Items from an interface collection:
##############################
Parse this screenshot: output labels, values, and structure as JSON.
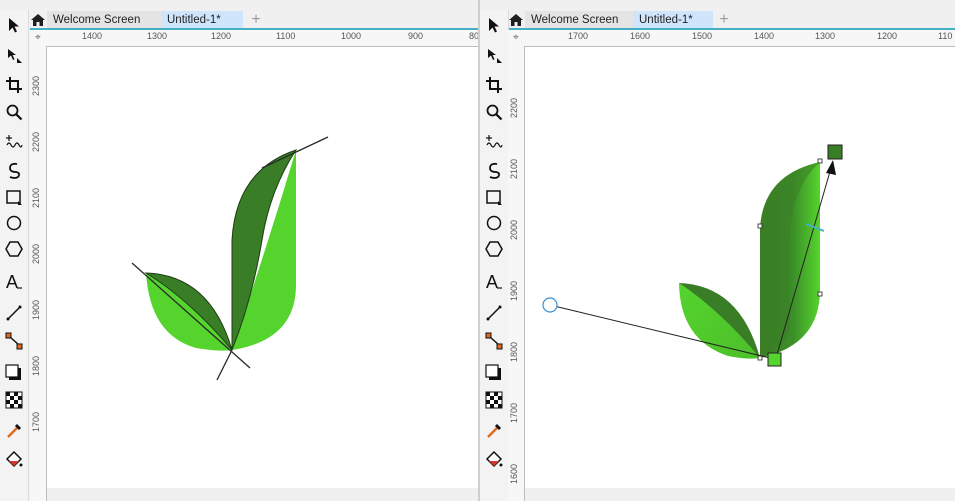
{
  "left_window": {
    "tabs": [
      {
        "label": "Welcome Screen",
        "icon": "home-icon"
      },
      {
        "label": "Untitled-1*",
        "active": true
      }
    ],
    "new_tab_icon": "plus-icon",
    "hruler_labels": [
      "1400",
      "1300",
      "1200",
      "1100",
      "1000",
      "900",
      "80"
    ],
    "vruler_labels": [
      "2300",
      "2200",
      "2100",
      "2000",
      "1900",
      "1800",
      "1700"
    ]
  },
  "right_window": {
    "tabs": [
      {
        "label": "Welcome Screen",
        "icon": "home-icon"
      },
      {
        "label": "Untitled-1*",
        "active": true
      }
    ],
    "new_tab_icon": "plus-icon",
    "hruler_labels": [
      "1700",
      "1600",
      "1500",
      "1400",
      "1300",
      "1200",
      "110"
    ],
    "vruler_labels": [
      "2200",
      "2100",
      "2000",
      "1900",
      "1800",
      "1700",
      "1600"
    ]
  },
  "tools": [
    "pick-tool-icon",
    "shape-tool-icon",
    "crop-tool-icon",
    "zoom-tool-icon",
    "freehand-tool-icon",
    "artistic-media-icon",
    "rectangle-tool-icon",
    "ellipse-tool-icon",
    "polygon-tool-icon",
    "text-tool-icon",
    "parallel-dimension-icon",
    "connector-tool-icon",
    "drop-shadow-icon",
    "transparency-tool-icon",
    "eyedropper-tool-icon",
    "interactive-fill-icon"
  ],
  "colors": {
    "dark_green": "#3a7d27",
    "light_green": "#55d42e",
    "tab_active": "#cfe5fb",
    "ruler_accent": "#43b0c3",
    "gradient_start_node": "#55d42e",
    "gradient_end_node": "#3a7d27",
    "midpoint_handle": "#43b0c3"
  }
}
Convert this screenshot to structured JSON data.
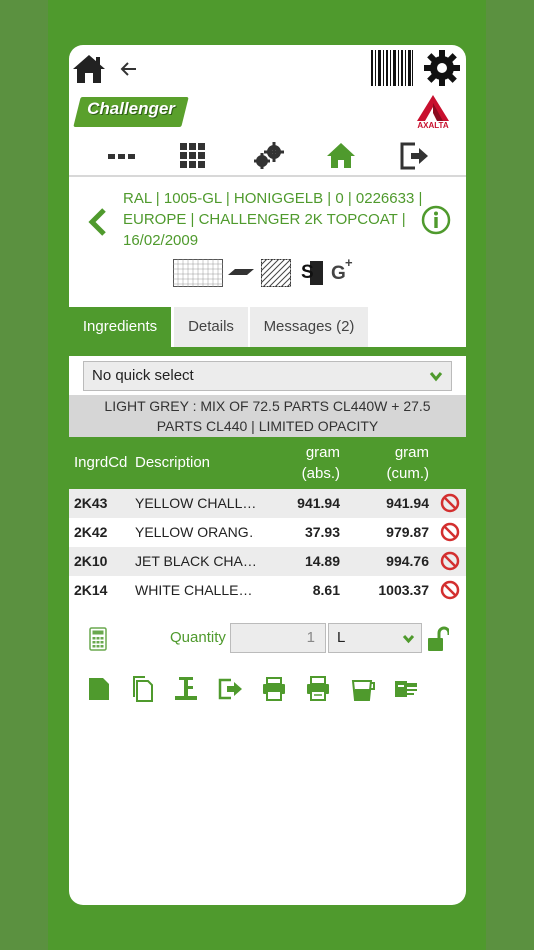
{
  "colors": {
    "accent": "#4f9a2d",
    "delete": "#d32f2f",
    "axalta_red": "#c8102e"
  },
  "topbar": {
    "icons": [
      "home-icon",
      "back-arrow-icon",
      "barcode-icon",
      "gear-icon"
    ]
  },
  "brand": {
    "logo_text": "Challenger",
    "axalta_text": "AXALTA"
  },
  "nav": {
    "icons": [
      "more-icon",
      "apps-grid-icon",
      "settings-gears-icon",
      "home-icon",
      "logout-icon"
    ]
  },
  "info": {
    "line1": "RAL | 1005-GL | HONIGGELB | 0 | 0226633 |",
    "line2": "EUROPE | CHALLENGER 2K TOPCOAT |",
    "line3": "16/02/2009",
    "swatch_s": "S",
    "swatch_g": "G",
    "swatch_g_sup": "+"
  },
  "tabs": [
    {
      "label": "Ingredients",
      "active": true
    },
    {
      "label": "Details",
      "active": false
    },
    {
      "label": "Messages (2)",
      "active": false
    }
  ],
  "quick_select": {
    "value": "No quick select"
  },
  "note": {
    "line1": "LIGHT GREY : MIX OF 72.5 PARTS CL440W + 27.5",
    "line2": "PARTS CL440 | LIMITED OPACITY"
  },
  "table": {
    "headers": {
      "code": "IngrdCd",
      "desc": "Description",
      "abs_1": "gram",
      "abs_2": "(abs.)",
      "cum_1": "gram",
      "cum_2": "(cum.)"
    },
    "rows": [
      {
        "code": "2K43",
        "desc": "YELLOW CHALL…",
        "abs": "941.94",
        "cum": "941.94"
      },
      {
        "code": "2K42",
        "desc": "YELLOW ORANG…",
        "abs": "37.93",
        "cum": "979.87"
      },
      {
        "code": "2K10",
        "desc": "JET BLACK CHA…",
        "abs": "14.89",
        "cum": "994.76"
      },
      {
        "code": "2K14",
        "desc": "WHITE CHALLE…",
        "abs": "8.61",
        "cum": "1003.37"
      }
    ]
  },
  "quantity": {
    "label": "Quantity",
    "value": "1",
    "unit": "L"
  },
  "actions": [
    "save-icon",
    "copy-icon",
    "scale-icon",
    "export-icon",
    "print-icon",
    "print-label-icon",
    "mixing-cup-icon",
    "dispense-icon"
  ]
}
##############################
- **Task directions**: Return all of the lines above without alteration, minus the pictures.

- **Finished exercise**:
Parse this screenshot: output labels, values, and structure as JSON.
{
  "left_window": {
    "tabs": [
      {
        "label": "Welcome Screen",
        "icon": "home-icon"
      },
      {
        "label": "Untitled-1*",
        "active": true
      }
    ],
    "new_tab_icon": "plus-icon",
    "hruler_labels": [
      "1400",
      "1300",
      "1200",
      "1100",
      "1000",
      "900",
      "80"
    ],
    "vruler_labels": [
      "2300",
      "2200",
      "2100",
      "2000",
      "1900",
      "1800",
      "1700"
    ]
  },
  "right_window": {
    "tabs": [
      {
        "label": "Welcome Screen",
        "icon": "home-icon"
      },
      {
        "label": "Untitled-1*",
        "active": true
      }
    ],
    "new_tab_icon": "plus-icon",
    "hruler_labels": [
      "1700",
      "1600",
      "1500",
      "1400",
      "1300",
      "1200",
      "110"
    ],
    "vruler_labels": [
      "2200",
      "2100",
      "2000",
      "1900",
      "1800",
      "1700",
      "1600"
    ]
  },
  "tools": [
    "pick-tool-icon",
    "shape-tool-icon",
    "crop-tool-icon",
    "zoom-tool-icon",
    "freehand-tool-icon",
    "artistic-media-icon",
    "rectangle-tool-icon",
    "ellipse-tool-icon",
    "polygon-tool-icon",
    "text-tool-icon",
    "parallel-dimension-icon",
    "connector-tool-icon",
    "drop-shadow-icon",
    "transparency-tool-icon",
    "eyedropper-tool-icon",
    "interactive-fill-icon"
  ],
  "colors": {
    "dark_green": "#3a7d27",
    "light_green": "#55d42e",
    "tab_active": "#cfe5fb",
    "ruler_accent": "#43b0c3",
    "gradient_start_node": "#55d42e",
    "gradient_end_node": "#3a7d27",
    "midpoint_handle": "#43b0c3"
  }
}
Convert this screenshot to structured JSON data.
{
  "colors": {
    "accent": "#4f9a2d",
    "delete": "#d32f2f",
    "axalta_red": "#c8102e"
  },
  "topbar": {
    "icons": [
      "home-icon",
      "back-arrow-icon",
      "barcode-icon",
      "gear-icon"
    ]
  },
  "brand": {
    "logo_text": "Challenger",
    "axalta_text": "AXALTA"
  },
  "nav": {
    "icons": [
      "more-icon",
      "apps-grid-icon",
      "settings-gears-icon",
      "home-icon",
      "logout-icon"
    ]
  },
  "info": {
    "line1": "RAL | 1005-GL | HONIGGELB | 0 | 0226633 |",
    "line2": "EUROPE | CHALLENGER 2K TOPCOAT |",
    "line3": "16/02/2009",
    "swatch_s": "S",
    "swatch_g": "G",
    "swatch_g_sup": "+"
  },
  "tabs": [
    {
      "label": "Ingredients",
      "active": true
    },
    {
      "label": "Details",
      "active": false
    },
    {
      "label": "Messages (2)",
      "active": false
    }
  ],
  "quick_select": {
    "value": "No quick select"
  },
  "note": {
    "line1": "LIGHT GREY : MIX OF 72.5 PARTS CL440W + 27.5",
    "line2": "PARTS CL440 | LIMITED OPACITY"
  },
  "table": {
    "headers": {
      "code": "IngrdCd",
      "desc": "Description",
      "abs_1": "gram",
      "abs_2": "(abs.)",
      "cum_1": "gram",
      "cum_2": "(cum.)"
    },
    "rows": [
      {
        "code": "2K43",
        "desc": "YELLOW CHALL…",
        "abs": "941.94",
        "cum": "941.94"
      },
      {
        "code": "2K42",
        "desc": "YELLOW ORANG…",
        "abs": "37.93",
        "cum": "979.87"
      },
      {
        "code": "2K10",
        "desc": "JET BLACK CHA…",
        "abs": "14.89",
        "cum": "994.76"
      },
      {
        "code": "2K14",
        "desc": "WHITE CHALLE…",
        "abs": "8.61",
        "cum": "1003.37"
      }
    ]
  },
  "quantity": {
    "label": "Quantity",
    "value": "1",
    "unit": "L"
  },
  "actions": [
    "save-icon",
    "copy-icon",
    "scale-icon",
    "export-icon",
    "print-icon",
    "print-label-icon",
    "mixing-cup-icon",
    "dispense-icon"
  ]
}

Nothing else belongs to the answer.